PARIS – France’s parliament adopted legislation on Tuesday that will allow single women and lesbians access to in-vitro fertilisation, unwinding some of Western Europe’s strictest rules governing medically assisted pregnancies.
Medically assisted reproduction is widely available to all women in neighbouring European countries such as Britain, Spain and Belgium, but in France it has for years fed into a broader debate about gay rights and the commercialisation of healthcare.
“We’re here to vote on a law underpinned by freedom, equality, solidarity and dignity,” Coralie Dubost, a lawmaker from the ruling La Republique en Marche party, told the assembly.
The measure is part of a broader bioethics bill that also ends anonymity for sperm donors, who will have to agree to having their identity revealed if their children ask to know their biological father when they turn 18.
In a final vote in the lower house, which followed a bumpy passage through parliament’s two chambers, lawmakers approved the legislation by 326 votes to 115. The law will take effect once signed by the executive.
Under existing French law, IVF is available only to opposite-sex couples, and only for reasons of infertility or the risk of transmission of a disease or medical condition to the child or either parent.
The legislation is a reflection of how predominantly Catholic France has become more socially liberal since gay marriage was legalised in 2013. An IFOP poll showed two thirds of French people support the legislation.
The conservative-led Senate had sought to block single women and lesbians from being reimbursed by French social security for medically assisted pregnancies. This was overturned by the lower house where President Emmanuel Macron’s ruling party and its allies have a majority.

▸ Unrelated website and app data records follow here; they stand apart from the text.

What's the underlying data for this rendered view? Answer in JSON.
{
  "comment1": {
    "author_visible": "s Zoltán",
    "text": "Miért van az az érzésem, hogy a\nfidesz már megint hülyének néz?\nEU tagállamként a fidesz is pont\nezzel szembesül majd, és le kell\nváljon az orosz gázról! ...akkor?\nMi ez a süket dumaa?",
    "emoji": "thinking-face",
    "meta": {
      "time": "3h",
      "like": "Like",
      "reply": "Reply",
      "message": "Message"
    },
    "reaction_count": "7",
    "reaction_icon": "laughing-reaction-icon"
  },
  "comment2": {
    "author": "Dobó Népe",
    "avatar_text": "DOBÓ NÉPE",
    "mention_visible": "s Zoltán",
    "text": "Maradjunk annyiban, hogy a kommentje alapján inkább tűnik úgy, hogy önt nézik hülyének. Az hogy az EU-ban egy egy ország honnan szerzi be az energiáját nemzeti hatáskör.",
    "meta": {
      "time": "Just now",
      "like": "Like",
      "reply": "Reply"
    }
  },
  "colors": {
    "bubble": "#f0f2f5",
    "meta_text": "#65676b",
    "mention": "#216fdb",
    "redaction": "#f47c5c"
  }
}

Appealing to the lower house to reject the bill, independent lawmaker Emmanuelle Menard said: “A child is born from a mother and a father. A child needs a mother and father.”